▶ _Exercise_
Repeat the records below exactly.

[Dataset records]
──────

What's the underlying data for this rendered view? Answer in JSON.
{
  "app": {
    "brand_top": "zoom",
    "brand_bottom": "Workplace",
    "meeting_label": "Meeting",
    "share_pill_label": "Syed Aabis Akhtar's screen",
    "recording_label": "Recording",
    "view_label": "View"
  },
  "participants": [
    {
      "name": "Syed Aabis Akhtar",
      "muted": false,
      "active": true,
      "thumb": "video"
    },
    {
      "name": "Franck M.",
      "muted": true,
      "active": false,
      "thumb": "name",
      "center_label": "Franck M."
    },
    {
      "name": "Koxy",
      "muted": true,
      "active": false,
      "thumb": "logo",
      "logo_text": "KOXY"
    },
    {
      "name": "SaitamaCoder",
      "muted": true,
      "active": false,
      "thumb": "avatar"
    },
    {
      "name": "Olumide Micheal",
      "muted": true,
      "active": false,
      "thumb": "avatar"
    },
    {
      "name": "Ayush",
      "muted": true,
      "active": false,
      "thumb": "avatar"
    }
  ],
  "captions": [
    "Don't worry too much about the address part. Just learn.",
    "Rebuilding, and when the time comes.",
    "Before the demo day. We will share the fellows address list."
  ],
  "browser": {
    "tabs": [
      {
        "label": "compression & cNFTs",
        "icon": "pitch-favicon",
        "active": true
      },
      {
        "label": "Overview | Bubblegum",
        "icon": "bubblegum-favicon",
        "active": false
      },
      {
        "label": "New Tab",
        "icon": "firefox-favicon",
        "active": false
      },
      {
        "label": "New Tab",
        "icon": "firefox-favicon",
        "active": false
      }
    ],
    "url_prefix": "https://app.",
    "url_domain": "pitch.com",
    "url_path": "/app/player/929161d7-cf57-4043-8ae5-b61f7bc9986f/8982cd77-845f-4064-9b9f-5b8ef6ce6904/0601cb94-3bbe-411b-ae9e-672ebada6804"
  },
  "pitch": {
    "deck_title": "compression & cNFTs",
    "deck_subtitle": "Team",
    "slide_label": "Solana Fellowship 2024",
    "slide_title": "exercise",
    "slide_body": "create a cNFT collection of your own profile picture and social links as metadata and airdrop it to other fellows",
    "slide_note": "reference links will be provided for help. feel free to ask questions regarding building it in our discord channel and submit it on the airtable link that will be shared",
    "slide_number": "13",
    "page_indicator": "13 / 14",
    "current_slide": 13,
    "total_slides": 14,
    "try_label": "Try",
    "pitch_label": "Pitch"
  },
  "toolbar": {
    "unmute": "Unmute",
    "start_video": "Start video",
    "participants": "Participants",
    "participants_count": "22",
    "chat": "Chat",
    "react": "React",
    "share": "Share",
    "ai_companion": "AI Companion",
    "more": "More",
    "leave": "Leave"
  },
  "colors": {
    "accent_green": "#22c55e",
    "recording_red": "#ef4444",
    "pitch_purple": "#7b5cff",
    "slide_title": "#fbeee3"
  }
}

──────

▶ _Your response_
What's the underlying data for this rendered view? Answer in JSON.
{
  "app": {
    "brand_top": "zoom",
    "brand_bottom": "Workplace",
    "meeting_label": "Meeting",
    "share_pill_label": "Syed Aabis Akhtar's screen",
    "recording_label": "Recording",
    "view_label": "View"
  },
  "participants": [
    {
      "name": "Syed Aabis Akhtar",
      "muted": false,
      "active": true,
      "thumb": "video"
    },
    {
      "name": "Franck M.",
      "muted": true,
      "active": false,
      "thumb": "name",
      "center_label": "Franck M."
    },
    {
      "name": "Koxy",
      "muted": true,
      "active": false,
      "thumb": "logo",
      "logo_text": "KOXY"
    },
    {
      "name": "SaitamaCoder",
      "muted": true,
      "active": false,
      "thumb": "avatar"
    },
    {
      "name": "Olumide Micheal",
      "muted": true,
      "active": false,
      "thumb": "avatar"
    },
    {
      "name": "Ayush",
      "muted": true,
      "active": false,
      "thumb": "avatar"
    }
  ],
  "captions": [
    "Don't worry too much about the address part. Just learn.",
    "Rebuilding, and when the time comes.",
    "Before the demo day. We will share the fellows address list."
  ],
  "browser": {
    "tabs": [
      {
        "label": "compression & cNFTs",
        "icon": "pitch-favicon",
        "active": true
      },
      {
        "label": "Overview | Bubblegum",
        "icon": "bubblegum-favicon",
        "active": false
      },
      {
        "label": "New Tab",
        "icon": "firefox-favicon",
        "active": false
      },
      {
        "label": "New Tab",
        "icon": "firefox-favicon",
        "active": false
      }
    ],
    "url_prefix": "https://app.",
    "url_domain": "pitch.com",
    "url_path": "/app/player/929161d7-cf57-4043-8ae5-b61f7bc9986f/8982cd77-845f-4064-9b9f-5b8ef6ce6904/0601cb94-3bbe-411b-ae9e-672ebada6804"
  },
  "pitch": {
    "deck_title": "compression & cNFTs",
    "deck_subtitle": "Team",
    "slide_label": "Solana Fellowship 2024",
    "slide_title": "exercise",
    "slide_body": "create a cNFT collection of your own profile picture and social links as metadata and airdrop it to other fellows",
    "slide_note": "reference links will be provided for help. feel free to ask questions regarding building it in our discord channel and submit it on the airtable link that will be shared",
    "slide_number": "13",
    "page_indicator": "13 / 14",
    "current_slide": 13,
    "total_slides": 14,
    "try_label": "Try",
    "pitch_label": "Pitch"
  },
  "toolbar": {
    "unmute": "Unmute",
    "start_video": "Start video",
    "participants": "Participants",
    "participants_count": "22",
    "chat": "Chat",
    "react": "React",
    "share": "Share",
    "ai_companion": "AI Companion",
    "more": "More",
    "leave": "Leave"
  },
  "colors": {
    "accent_green": "#22c55e",
    "recording_red": "#ef4444",
    "pitch_purple": "#7b5cff",
    "slide_title": "#fbeee3"
  }
}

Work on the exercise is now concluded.